Connect the Processes
The architect‘s job is implementation. Their work is based on science but executed in the real world where limitations often fall short of the theoretical. Cloud architects are the ones who say it works or doesn’t work and they have the responsibility of reporting back the limitations and tradeoffs for future planning.
The engineer or cloud architect has practical knowledge of automation tools like Zapier and email utilities like MixMax & other SaaS architecture platforms. They also have a primary responsibility for safety and reliability. Their goal isn’t just to build a system that gets water from A to B, it’s to make sure that fluctuations in water, and water from different places would work as well and not break the workflows. They know that reliability is about systems that work every time with little effort and thought and that safety comes from reliability and maintenance.
Engineers are critical for knowing where the 80% of building workflows is and the 20% of maintenance and improvement falls (mentioned at the top). Engineers also document what worked and what didn’t work. Don’t skip this step or you’ll be scratching your head in 6 months when you want to adjust something.
Unfortunately, most people start the workflow process as engineers and skip the vision and planning parts. Now that you know where engineering falls, you’ll be prepared to build workflows that remove the right type of decision making from your agency’s daily and weekly processes.
Clean water for your Citizen, aka. Client
Citizens see clean water come through their faucets and the workflows performed! However, citizens usually move to a city after the water system is built. They don’t see it in progress.
This is where the analogy breaks though: your client has a front row seat to your process. So put yourself in the shoes of your client. What is their experience of your workflow? How does it make them feel? What parts are they exposed to and which ones travel silently in pipes under the street? Some of your workflows will be in plain sight, and others will never leave your computer.
Decision making is more expensive than work
The goal is to remove decision making, not work.
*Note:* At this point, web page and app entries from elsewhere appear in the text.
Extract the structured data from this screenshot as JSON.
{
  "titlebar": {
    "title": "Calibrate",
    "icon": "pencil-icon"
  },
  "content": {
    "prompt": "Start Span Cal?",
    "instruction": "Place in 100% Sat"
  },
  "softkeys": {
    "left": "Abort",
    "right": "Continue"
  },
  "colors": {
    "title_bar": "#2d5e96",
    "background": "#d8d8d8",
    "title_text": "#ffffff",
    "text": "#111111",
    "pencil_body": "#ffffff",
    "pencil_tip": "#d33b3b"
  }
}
And once you realize what processes and workflows your client is actually exposed to, you can circle back to the reason why they hired you: they want you to be responsible for the project. Do the workflows make you responsible without making you do all the work?
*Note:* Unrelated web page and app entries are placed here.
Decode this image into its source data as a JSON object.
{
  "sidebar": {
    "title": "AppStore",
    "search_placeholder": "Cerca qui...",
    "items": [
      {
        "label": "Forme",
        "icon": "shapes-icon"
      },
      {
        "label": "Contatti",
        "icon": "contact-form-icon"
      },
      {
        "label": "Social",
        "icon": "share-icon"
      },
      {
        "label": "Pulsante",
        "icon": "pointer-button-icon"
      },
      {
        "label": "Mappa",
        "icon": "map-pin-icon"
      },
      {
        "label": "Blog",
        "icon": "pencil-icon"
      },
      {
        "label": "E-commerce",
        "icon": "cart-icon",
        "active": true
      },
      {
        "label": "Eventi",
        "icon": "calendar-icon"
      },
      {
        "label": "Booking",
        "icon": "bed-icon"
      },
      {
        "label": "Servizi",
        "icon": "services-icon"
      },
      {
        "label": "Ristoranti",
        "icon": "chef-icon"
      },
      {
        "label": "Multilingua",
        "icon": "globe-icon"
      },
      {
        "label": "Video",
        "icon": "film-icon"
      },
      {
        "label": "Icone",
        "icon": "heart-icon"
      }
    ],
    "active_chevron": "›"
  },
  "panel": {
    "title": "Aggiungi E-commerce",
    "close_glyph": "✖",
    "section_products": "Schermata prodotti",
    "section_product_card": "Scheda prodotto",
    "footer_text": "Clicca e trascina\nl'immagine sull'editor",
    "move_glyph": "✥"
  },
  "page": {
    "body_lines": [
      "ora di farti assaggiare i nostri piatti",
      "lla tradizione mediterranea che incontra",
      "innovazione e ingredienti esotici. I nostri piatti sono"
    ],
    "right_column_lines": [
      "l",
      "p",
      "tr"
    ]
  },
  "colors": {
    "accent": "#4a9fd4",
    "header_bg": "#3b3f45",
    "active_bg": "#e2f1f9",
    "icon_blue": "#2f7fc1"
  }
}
If you’re trying to build a sustainable agency, then you need to make sustainable decisions. Your daily decisions should not be disposable. Each action you take should last and be reusable.
Why build towards workflows? Because taking the time to do so removes decision making, which removes you more and more from daily processes. Workflows free you to leverage your time in more productive ways without losing control of your business.
So where are you going to start building your next workflow? Drop me a line about your vision, plan, and execution and I’d be happy to give feedback: firstname.lastname@example.org